The Charity Commission is examining whether it needs to carry out a review of donations received by a charity of the Prince of Wales.
The Sunday Times reported that millions of euros in cash were handed over by a former prime minister of Qatar.
"We will review the information to determine whether there is any role for the commission in this matter," said the charities regulator.
Prince Charles's representatives said "all correct processes were followed".
The Charity Commission will examine whether it needs to take any action over the claimed donations of a total of three million euros from Sheikh Hamad bin Jassim to Prince Charles's charity, between 2011 and 2015.
Some of the money was reported to have been in cash in a suitcase and in carrier bags from the upmarket shop Fortnum and Mason.
Former Liberal Democrat MP Norman Baker has written to the Metropolitan Police, asking for these latest reports to be included in continuing investigations into claims of cash for honours, involving another of the prince's charities.
Mr Baker told BBC Radio 4's World at One programme it showed Prince Charles was personally involved in accepting money from the Qatari donor.
And he said it raised the question of whether there had been any more payments in 95 other meetings since 2011 between the prince and members of Middle Eastern royal families.
There have been no suggestions of any wrongdoing but Mr Baker said it looked "grubby and scuzzy".
"We really don't think the heir to the throne should be behaving in a way accepting cash in Fortnum and Mason bags behind closed doors in secret. The optics are really terrible," he said.

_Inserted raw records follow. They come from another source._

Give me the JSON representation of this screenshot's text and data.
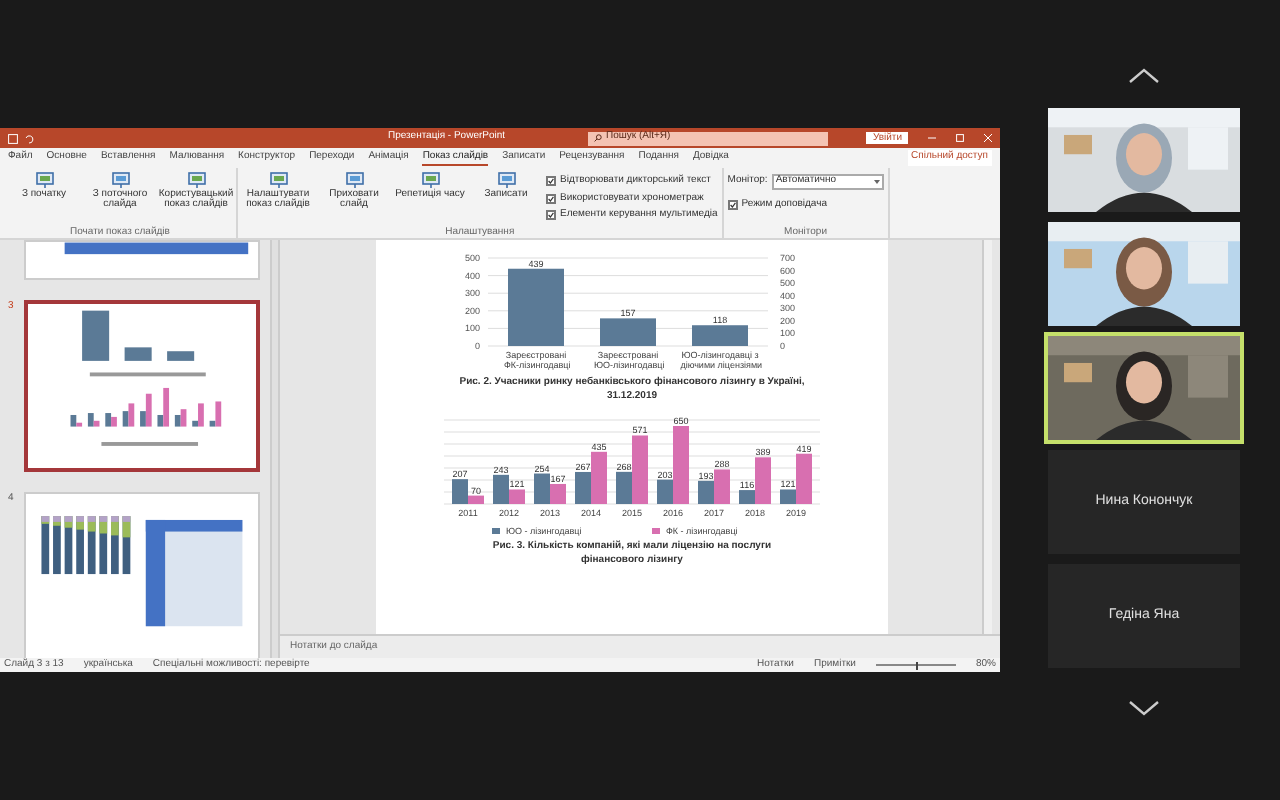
{
  "window": {
    "title": "Презентація - PowerPoint",
    "search_placeholder": "Пошук (Alt+Я)",
    "sign_in": "Увійти"
  },
  "tabs": [
    {
      "label": "Файл",
      "selected": false
    },
    {
      "label": "Основне",
      "selected": false
    },
    {
      "label": "Вставлення",
      "selected": false
    },
    {
      "label": "Малювання",
      "selected": false
    },
    {
      "label": "Конструктор",
      "selected": false
    },
    {
      "label": "Переходи",
      "selected": false
    },
    {
      "label": "Анімація",
      "selected": false
    },
    {
      "label": "Показ слайдів",
      "selected": true
    },
    {
      "label": "Записати",
      "selected": false
    },
    {
      "label": "Рецензування",
      "selected": false
    },
    {
      "label": "Подання",
      "selected": false
    },
    {
      "label": "Довідка",
      "selected": false
    }
  ],
  "share": "Спільний доступ",
  "ribbon": [
    {
      "label": "Почати показ слайдів",
      "items": [
        {
          "kind": "button",
          "label": "З початку"
        },
        {
          "kind": "button",
          "label": "З поточного слайда"
        },
        {
          "kind": "button",
          "label": "Користувацький показ слайдів"
        }
      ]
    },
    {
      "label": "Налаштування",
      "items": [
        {
          "kind": "button",
          "label": "Налаштувати показ слайдів"
        },
        {
          "kind": "button",
          "label": "Приховати слайд"
        },
        {
          "kind": "button",
          "label": "Репетиція часу"
        },
        {
          "kind": "button",
          "label": "Записати"
        },
        {
          "kind": "checks",
          "checks": [
            {
              "label": "Відтворювати дикторський текст",
              "checked": true
            },
            {
              "label": "Використовувати хронометраж",
              "checked": true
            },
            {
              "label": "Елементи керування мультимедіа",
              "checked": true
            }
          ]
        }
      ]
    },
    {
      "label": "Монітори",
      "items": [
        {
          "kind": "monitor",
          "label": "Монітор:",
          "value": "Автоматично",
          "checks": [
            {
              "label": "Режим доповідача",
              "checked": true
            }
          ]
        }
      ]
    }
  ],
  "thumbnails": [
    {
      "kind": "table",
      "selected": false
    },
    {
      "kind": "charts",
      "number": "3",
      "selected": true
    },
    {
      "kind": "mixed",
      "number": "4",
      "selected": false
    }
  ],
  "slide": {
    "charts": [
      {
        "chart_data": {
          "type": "bar",
          "categories": [
            "Зареєстровані ФК-лізингодавці",
            "Зареєстровані ЮО-лізингодавці",
            "ЮО-лізингодавці з діючими ліцензіями"
          ],
          "values": [
            439,
            157,
            118
          ],
          "ylim": [
            0,
            500
          ],
          "yticks": [
            0,
            100,
            200,
            300,
            400,
            500
          ],
          "y2lim": [
            0,
            700
          ],
          "y2ticks": [
            0,
            100,
            200,
            300,
            400,
            500,
            600,
            700
          ],
          "grid": true,
          "data_labels": true
        },
        "caption": "Рис. 2. Учасники ринку небанківського фінансового лізингу в Україні, 31.12.2019"
      },
      {
        "chart_data": {
          "type": "bar",
          "categories": [
            "2011",
            "2012",
            "2013",
            "2014",
            "2015",
            "2016",
            "2017",
            "2018",
            "2019"
          ],
          "series": [
            {
              "name": "ЮО - лізингодавці",
              "color": "#5b7a96",
              "values": [
                207,
                243,
                254,
                267,
                268,
                203,
                193,
                116,
                121
              ]
            },
            {
              "name": "ФК - лізингодавці",
              "color": "#d86fb0",
              "values": [
                70,
                121,
                167,
                435,
                571,
                650,
                288,
                389,
                419
              ]
            }
          ],
          "ylim": [
            0,
            700
          ],
          "grid": true,
          "legend": "bottom",
          "data_labels": true
        },
        "caption": "Рис. 3. Кількість компаній, які мали ліцензію на послуги фінансового лізингу"
      }
    ]
  },
  "notes_placeholder": "Нотатки до слайда",
  "status_bar": {
    "left": [
      "Слайд 3 з 13",
      "українська",
      "Спеціальні можливості: перевірте"
    ],
    "right": [
      "Нотатки",
      "Примітки"
    ],
    "zoom_slider": {
      "level": 0.5
    },
    "zoom": "80%"
  },
  "participants": [
    {
      "kind": "video",
      "speaking": false
    },
    {
      "kind": "video",
      "speaking": false
    },
    {
      "kind": "video",
      "speaking": true
    },
    {
      "kind": "name",
      "name": "Нина Конончук",
      "speaking": false
    },
    {
      "kind": "name",
      "name": "Гедіна Яна",
      "speaking": false
    }
  ]
}
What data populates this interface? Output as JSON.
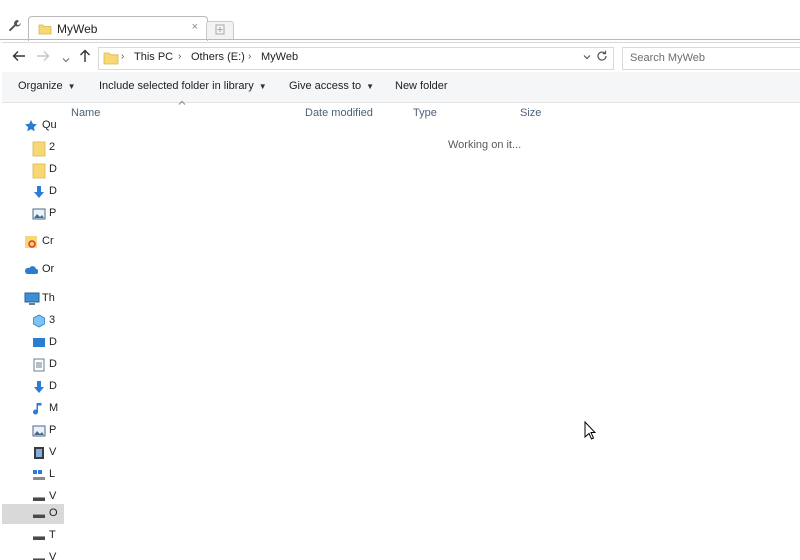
{
  "tab": {
    "title": "MyWeb",
    "close_glyph": "×"
  },
  "breadcrumb": {
    "items": [
      "This PC",
      "Others (E:)",
      "MyWeb"
    ]
  },
  "search": {
    "placeholder": "Search MyWeb"
  },
  "toolbar": {
    "organize": "Organize",
    "include_library": "Include selected folder in library",
    "give_access": "Give access to",
    "new_folder": "New folder"
  },
  "columns": [
    "Name",
    "Date modified",
    "Type",
    "Size"
  ],
  "status": {
    "working": "Working on it..."
  },
  "nav_pane": {
    "items": [
      {
        "label": "Qu",
        "icon": "star-icon"
      },
      {
        "label": "2",
        "icon": "folder-icon"
      },
      {
        "label": "D",
        "icon": "folder-icon"
      },
      {
        "label": "D",
        "icon": "download-icon"
      },
      {
        "label": "P",
        "icon": "pictures-icon"
      },
      {
        "label": "Cr",
        "icon": "creative-cloud-icon"
      },
      {
        "label": "Or",
        "icon": "onedrive-icon"
      },
      {
        "label": "Th",
        "icon": "this-pc-icon"
      },
      {
        "label": "3",
        "icon": "3d-objects-icon"
      },
      {
        "label": "D",
        "icon": "desktop-icon"
      },
      {
        "label": "D",
        "icon": "documents-icon"
      },
      {
        "label": "D",
        "icon": "download-icon"
      },
      {
        "label": "M",
        "icon": "music-icon"
      },
      {
        "label": "P",
        "icon": "pictures-icon"
      },
      {
        "label": "V",
        "icon": "videos-icon"
      },
      {
        "label": "L",
        "icon": "windows-drive-icon"
      },
      {
        "label": "V",
        "icon": "drive-icon"
      },
      {
        "label": "O",
        "icon": "drive-icon"
      },
      {
        "label": "T",
        "icon": "drive-icon"
      },
      {
        "label": "V",
        "icon": "drive-icon"
      }
    ]
  },
  "colors": {
    "accent": "#2b7cd3",
    "folder": "#f8d775",
    "selected": "#d9d9d9",
    "column_header": "#4c607a"
  }
}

The billionaire donor of the cash, Sheikh Hamad, was the prime minister of the wealthy Gulf state of Qatar between 2007 and 2013.
As head of Qatar's sovereign wealth fund, he had been called "the man who bought London" after investments in landmark properties and businesses such as the Shard and Harrods.
The reported donation was for the Prince of Wales's Charitable Fund, which provides grants for conservation, environment, education and social inclusion projects.
It's understood that donations were also made by bank draft and there could be a challenge about the details of the amounts and how payments were handed over.
More recent financial accounts from the Charity Commission, between 2017 and 2021, show the Prince of Wales's Charitable Fund had an annual income between £10m and £15m.
The charity regulations allow donations to be made in cash and for donors to remain anonymous.
But charities would have to carry out due diligence to ensure that the funds were from a legitimate source.
"Charitable donations received from Sheikh Hamad bin Jassim were passed immediately to one of the prince's charities, who carried out the appropriate governance and have assured us that all the correct processes were followed," said a statement from Clarence House.
Earlier this year the Charity Commission ran a formal inquiry into the charities of Viateschlav Kantor, a billionaire oligarch sanctioned by the UK over Russia's invasion of Ukraine.
Mr Kantor's charity had made donations to another of Prince Charles's charities, the Prince's Foundation.
Charity records show £600,000 was paid to the foundation over two years, as part of a pledge for £3m, that had been intended to be paid in stages until 2028.
The Prince's Foundation had said it wouldn't comment on individual donations, but donors would have been subject to a process of due diligence, based on what was known at the time.